In the developing tooth, enamel deposition varies among organisms. In omnivorous homo sapiens, enamel strength and quantity is much less than that of a sea otter, who prodominantly feeds on hard shellfish. It is important, then, to understand this pathway that results in this differential deposition of enamel in developing teeth. Stem cells in the developing teeth that express Sox2 travel to the inner enamel epithelium within the developing tooth1. There, they give rise to transit amplifying (TA) cells that rapidly divide, move to the distal tip of the developing tooth, and differentiate into ameloblasts1. Ameloblasts deposit enamel matrix proteins. As a result, Sox2 overexpression could lead to increased enamel deposition and a hardening of teeth.

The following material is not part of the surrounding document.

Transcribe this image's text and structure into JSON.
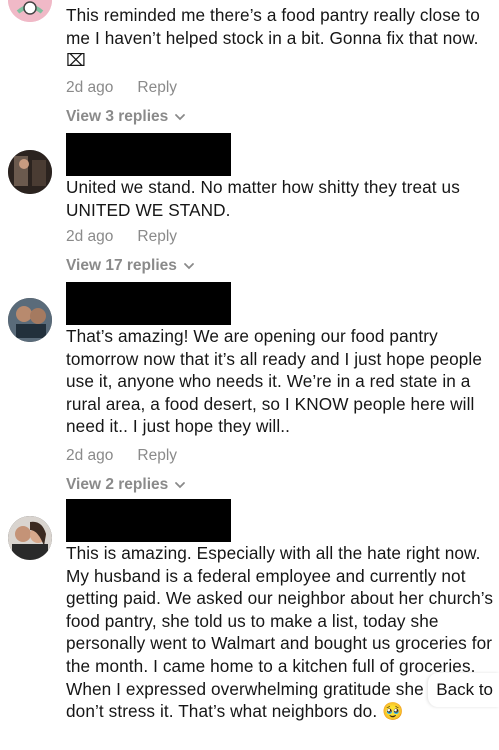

(1) Li, J., Parada, C., & Chai, Y. (2017). Cellular and molecular mechanisms of tooth root development. Development, 144(3), 374–384. doi: 10.1242/dev.137216